[Dataset records]
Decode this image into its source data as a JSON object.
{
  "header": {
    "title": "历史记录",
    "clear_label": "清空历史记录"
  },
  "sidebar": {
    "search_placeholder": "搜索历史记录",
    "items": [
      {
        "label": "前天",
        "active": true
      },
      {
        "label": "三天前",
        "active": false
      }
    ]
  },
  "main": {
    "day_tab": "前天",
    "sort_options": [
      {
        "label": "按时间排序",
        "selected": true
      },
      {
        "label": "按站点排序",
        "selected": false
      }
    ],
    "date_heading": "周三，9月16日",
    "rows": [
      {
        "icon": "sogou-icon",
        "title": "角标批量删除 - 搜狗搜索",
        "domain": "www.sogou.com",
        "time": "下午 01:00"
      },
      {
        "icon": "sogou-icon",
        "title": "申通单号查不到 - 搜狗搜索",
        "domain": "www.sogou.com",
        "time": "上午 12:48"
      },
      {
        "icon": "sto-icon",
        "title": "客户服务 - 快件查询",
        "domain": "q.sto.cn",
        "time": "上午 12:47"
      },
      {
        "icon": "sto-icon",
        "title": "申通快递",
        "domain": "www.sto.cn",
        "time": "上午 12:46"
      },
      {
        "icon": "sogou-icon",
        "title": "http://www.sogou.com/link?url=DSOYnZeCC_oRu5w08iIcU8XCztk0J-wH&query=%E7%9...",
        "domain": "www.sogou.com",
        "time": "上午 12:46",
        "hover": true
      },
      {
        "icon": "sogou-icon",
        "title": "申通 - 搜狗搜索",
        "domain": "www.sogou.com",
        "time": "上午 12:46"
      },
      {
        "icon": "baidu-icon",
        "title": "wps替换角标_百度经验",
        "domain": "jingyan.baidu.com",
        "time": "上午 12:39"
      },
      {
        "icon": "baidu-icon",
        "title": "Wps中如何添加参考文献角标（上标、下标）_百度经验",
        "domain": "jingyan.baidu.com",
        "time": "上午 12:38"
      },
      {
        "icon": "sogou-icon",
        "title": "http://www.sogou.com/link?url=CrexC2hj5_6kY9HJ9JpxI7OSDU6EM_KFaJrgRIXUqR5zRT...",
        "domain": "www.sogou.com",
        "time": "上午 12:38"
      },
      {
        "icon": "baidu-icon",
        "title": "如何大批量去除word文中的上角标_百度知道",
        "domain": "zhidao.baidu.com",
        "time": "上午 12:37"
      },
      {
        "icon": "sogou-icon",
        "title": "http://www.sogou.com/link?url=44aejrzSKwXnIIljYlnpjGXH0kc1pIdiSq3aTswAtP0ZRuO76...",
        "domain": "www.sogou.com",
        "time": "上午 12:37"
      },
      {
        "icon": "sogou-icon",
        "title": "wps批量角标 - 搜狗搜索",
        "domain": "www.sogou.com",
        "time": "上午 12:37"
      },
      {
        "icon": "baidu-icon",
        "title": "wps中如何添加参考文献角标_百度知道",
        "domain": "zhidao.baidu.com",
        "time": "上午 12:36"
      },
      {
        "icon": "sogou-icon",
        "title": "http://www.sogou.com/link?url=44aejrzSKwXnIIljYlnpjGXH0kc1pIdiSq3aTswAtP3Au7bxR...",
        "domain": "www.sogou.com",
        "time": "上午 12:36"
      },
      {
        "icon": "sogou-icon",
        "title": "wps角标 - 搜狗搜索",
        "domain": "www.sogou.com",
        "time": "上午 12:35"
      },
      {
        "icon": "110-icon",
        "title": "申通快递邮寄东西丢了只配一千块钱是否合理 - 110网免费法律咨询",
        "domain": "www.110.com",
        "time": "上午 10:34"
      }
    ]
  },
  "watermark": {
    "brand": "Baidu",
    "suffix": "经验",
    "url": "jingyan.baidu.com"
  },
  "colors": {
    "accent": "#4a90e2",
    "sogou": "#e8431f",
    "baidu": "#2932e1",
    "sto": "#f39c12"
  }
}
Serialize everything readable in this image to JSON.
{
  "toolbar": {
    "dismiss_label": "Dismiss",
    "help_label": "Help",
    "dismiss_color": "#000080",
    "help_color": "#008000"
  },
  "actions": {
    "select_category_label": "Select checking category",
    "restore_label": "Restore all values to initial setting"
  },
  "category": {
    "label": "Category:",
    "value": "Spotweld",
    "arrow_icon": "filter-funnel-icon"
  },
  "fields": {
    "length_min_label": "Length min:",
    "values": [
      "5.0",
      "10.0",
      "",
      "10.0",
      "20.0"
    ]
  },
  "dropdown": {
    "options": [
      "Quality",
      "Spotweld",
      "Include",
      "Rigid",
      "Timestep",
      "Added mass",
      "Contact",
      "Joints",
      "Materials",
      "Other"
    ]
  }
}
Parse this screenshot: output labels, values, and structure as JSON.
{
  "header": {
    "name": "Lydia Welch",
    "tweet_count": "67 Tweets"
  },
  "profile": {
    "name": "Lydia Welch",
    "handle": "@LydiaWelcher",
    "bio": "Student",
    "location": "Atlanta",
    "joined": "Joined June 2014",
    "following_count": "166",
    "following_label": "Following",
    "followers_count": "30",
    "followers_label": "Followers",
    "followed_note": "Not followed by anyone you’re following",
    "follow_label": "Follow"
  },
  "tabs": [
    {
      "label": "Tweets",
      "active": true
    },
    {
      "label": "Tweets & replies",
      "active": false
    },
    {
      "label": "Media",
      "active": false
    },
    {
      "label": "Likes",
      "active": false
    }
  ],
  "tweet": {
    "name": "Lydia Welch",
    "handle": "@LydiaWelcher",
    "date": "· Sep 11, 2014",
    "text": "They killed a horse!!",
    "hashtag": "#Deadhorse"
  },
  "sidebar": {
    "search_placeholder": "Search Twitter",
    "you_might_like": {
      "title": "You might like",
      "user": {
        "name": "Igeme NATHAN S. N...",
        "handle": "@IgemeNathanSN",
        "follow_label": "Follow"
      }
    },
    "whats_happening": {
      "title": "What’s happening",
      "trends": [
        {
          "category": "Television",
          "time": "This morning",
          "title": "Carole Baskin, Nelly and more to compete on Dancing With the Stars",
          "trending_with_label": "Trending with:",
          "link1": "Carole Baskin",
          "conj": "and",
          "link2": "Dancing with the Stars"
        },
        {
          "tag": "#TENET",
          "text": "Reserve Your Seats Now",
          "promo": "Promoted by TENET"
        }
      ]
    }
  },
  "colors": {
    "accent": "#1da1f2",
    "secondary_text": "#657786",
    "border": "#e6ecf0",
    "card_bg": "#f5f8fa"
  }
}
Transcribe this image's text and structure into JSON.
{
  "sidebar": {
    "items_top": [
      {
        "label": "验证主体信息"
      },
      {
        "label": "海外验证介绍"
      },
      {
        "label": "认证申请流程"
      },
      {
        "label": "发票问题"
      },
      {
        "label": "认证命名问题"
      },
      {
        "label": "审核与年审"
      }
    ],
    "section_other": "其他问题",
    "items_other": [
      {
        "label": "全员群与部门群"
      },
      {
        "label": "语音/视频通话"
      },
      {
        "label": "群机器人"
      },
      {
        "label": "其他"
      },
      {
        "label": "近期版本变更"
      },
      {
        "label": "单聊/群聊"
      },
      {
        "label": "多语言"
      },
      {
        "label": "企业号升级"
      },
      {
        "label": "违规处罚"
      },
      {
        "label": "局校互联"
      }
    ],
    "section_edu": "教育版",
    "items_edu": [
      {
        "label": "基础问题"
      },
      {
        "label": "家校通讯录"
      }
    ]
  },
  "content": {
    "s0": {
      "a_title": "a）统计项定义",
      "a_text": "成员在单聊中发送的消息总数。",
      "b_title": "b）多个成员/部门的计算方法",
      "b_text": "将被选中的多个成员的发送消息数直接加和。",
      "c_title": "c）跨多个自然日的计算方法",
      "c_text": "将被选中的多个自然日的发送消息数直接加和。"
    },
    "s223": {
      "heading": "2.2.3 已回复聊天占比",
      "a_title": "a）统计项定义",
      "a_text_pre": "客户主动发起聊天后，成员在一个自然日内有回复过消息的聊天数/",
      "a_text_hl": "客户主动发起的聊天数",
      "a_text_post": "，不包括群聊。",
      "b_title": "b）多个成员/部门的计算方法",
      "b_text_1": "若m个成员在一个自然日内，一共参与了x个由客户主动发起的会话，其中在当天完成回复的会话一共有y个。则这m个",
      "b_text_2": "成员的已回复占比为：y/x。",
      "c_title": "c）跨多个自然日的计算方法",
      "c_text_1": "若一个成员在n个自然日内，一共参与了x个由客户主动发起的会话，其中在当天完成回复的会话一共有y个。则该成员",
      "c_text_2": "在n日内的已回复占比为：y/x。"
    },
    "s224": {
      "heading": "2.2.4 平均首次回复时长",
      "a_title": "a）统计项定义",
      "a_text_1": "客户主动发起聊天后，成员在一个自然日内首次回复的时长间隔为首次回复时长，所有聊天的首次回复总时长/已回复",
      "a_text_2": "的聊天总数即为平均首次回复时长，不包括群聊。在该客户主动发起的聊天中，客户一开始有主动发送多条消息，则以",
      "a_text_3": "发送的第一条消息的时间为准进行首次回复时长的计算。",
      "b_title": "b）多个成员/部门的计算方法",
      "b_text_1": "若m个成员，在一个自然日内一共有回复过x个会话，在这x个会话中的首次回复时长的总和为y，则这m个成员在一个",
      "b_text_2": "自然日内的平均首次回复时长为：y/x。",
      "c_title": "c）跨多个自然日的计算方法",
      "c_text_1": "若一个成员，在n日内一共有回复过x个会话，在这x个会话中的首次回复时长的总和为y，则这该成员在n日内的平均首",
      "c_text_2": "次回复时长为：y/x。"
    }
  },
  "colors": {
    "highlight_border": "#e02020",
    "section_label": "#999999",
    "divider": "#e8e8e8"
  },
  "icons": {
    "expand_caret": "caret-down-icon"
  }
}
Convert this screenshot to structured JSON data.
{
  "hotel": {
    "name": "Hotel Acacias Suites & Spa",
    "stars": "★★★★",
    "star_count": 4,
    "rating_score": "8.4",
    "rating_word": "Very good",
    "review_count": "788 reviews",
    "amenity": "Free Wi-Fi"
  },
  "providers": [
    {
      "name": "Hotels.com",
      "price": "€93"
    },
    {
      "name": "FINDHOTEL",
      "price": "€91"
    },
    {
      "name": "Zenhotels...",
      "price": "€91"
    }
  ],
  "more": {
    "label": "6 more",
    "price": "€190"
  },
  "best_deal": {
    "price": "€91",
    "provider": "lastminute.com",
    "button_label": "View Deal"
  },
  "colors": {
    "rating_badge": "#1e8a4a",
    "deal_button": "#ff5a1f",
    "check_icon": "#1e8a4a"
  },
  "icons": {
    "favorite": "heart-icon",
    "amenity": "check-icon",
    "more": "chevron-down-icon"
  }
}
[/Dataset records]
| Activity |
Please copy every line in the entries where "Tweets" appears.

| Written answer |
    "tweet_count": "67 Tweets"
      "label": "Tweets",
      "label": "Tweets & replies",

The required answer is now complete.